The Military macaw is 70.5 cm (27.8 in) long on average, 99–110 (33–43 in) across the wings and weighs 900–1,100 grams (2–2.4 lbs). Military macaws are mostly green with light blue and yellow flight and tail feathers and a bright red patch on their forehead. Their face is bare and white in color with black striations. The large strong beak is grey-black and the iris is yellow.
The Military macaw inhabits small areas of both Central and South America, from Bolivia to western Mexico, western Venezuela and north-western Argentina.
Military macaws live in pairs or family groups. They are also often seen in flocks with as many as 40 birds in communal roosts on cliff faces or in tall trees, where they go to sleep at night. They are very noisy and make themselves conspicuous at the time of dawn and dusk, while they fly between the roosting and feeding areas. During such flights, mating pairs fly close together. When at rest during the day, the birds perch in the tops of exposed dead trees. Military macaws migrate seasonally to eat particular fruits, and move about locally in many regions. Their beaks are used as a “third hand” when they move about or climb in trees, enabling them to climb easily with the help of their feet and beak. Military macaws are often heard before they are seen, identified by their loud screeching and croaking.
Military macaws eat seeds, nuts, berries and fruits, as well as other kinds of vegetation while they are up in a tree.
Military macaws are monogamous, remaining together for life. During courtship they perform aerobatics as part of flight displays. The breeding season takes place between January and March, though it may vary depending on the country. They nest in cavities, mostly in a hole in a treetop, but also in canyon cliff-faces, where their nest may be set up in rocky crevices or fissures, about 200 m off the ground. 2 or 3 white eggs are laid. Incubation is about 28 days to a month, by the female, who is fed by the male during this period. The male then brings her food for their chicks. The young fledge at about 12 weeks old. Military macaws reach sexual maturity after two to four years.
Military macaws can live about 50–60 years in the wild.
In captivity, a parrot's owner becomes the bird's flockmate. This bird is not a pet that you can buy and ignore; these birds need interaction and mental stimulation. If you don't oblige them, you will pay the price in wrecked property, bitten fingers, and frustration.
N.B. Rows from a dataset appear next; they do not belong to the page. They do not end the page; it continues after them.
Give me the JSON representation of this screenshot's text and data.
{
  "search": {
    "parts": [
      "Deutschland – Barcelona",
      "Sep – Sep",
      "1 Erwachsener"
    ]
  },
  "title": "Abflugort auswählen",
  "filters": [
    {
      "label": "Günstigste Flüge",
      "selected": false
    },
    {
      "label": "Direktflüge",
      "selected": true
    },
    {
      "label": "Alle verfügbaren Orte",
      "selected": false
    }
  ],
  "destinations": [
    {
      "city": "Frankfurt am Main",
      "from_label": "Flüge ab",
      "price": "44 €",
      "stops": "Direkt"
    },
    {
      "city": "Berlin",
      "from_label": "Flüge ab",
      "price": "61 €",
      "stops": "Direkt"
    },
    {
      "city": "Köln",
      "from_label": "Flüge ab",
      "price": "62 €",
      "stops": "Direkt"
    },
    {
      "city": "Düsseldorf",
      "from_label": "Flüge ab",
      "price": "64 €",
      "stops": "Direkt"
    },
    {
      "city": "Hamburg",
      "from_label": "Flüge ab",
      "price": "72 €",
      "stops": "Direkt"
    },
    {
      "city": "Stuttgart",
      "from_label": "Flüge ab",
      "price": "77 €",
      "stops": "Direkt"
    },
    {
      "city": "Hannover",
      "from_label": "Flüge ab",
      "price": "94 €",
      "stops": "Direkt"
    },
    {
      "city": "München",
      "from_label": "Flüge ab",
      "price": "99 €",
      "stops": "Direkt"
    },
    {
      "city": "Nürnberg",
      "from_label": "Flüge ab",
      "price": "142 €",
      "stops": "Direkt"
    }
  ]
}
The cage itself needs to be large—at least 2.5-feet by 3-feet wide and 5-feet tall. If you can, create a dedicated bird-safe room. Be sure to include a large perch inside the cage and have a play stand for time outside its home. The Military macaw may become territorial with its cage; limit putting your hands in the cage while the bird is inside it.
You will need to clean the bird's cage on a regular schedule. Clean the perches and toys once a week, wash the floor of the cage once a month, and thoroughly sanitize the rest of the cage once a year.
Consider the costs of owning one of these parrots before rushing out to get one. Veterinary bills, quality feed, toys, and cages add up. If you can't give your bird the best of everything, consider holding off on adopting one until you can.
In the wild, Military macaws feast on seeds, berries, nuts, fruits, and vegetables. Pet Military macaws should eat a similar diet made up of a high-quality seed or pellet mix and fresh bird-safe fruits and vegetables. Macaw owners often find that their bird likes to join them for dinner. You can feed them nutritious "people food" on occasion, including small amounts of protein like chicken. If it's healthy, natural, and generally considered "good for you," it should be good for your bird as well. The exceptions are avocado, chocolate, and rhubarb, which are toxic to birds.
Depending on its size, a macaw will eat about 1/2 to 3/4 cup of parrot mix and about 1/2 to 3/4 cup of fruit and vegetables every day. You can feed it once in the morning upon waking and at dusk before it goes to sleep. Remove all uneaten food before bedtime.
In the wild, Military macaws fly several hundred miles a day. In captivity, regular exercise is essential. Owners should make sure that their pets are allowed a minimum of 2 to 4 hours of playtime outside of their cages every day. This activity time gives the birds a way of stretching their wings, exercising their beaks, and will provide mental stimulation as a bonus.
Military birds are active, so occupy their time with tasks and activities. Bird-safe toys are a must. One of their favorite activities is chewing, so wood will be your go-to, even if it's just tree branches. This bird will also appreciate swings, ropes, link chains, and bells. Toys are also excellent distractions for this curious parrot that may otherwise spend its time screeching, feather-plucking, or chewing things around your home.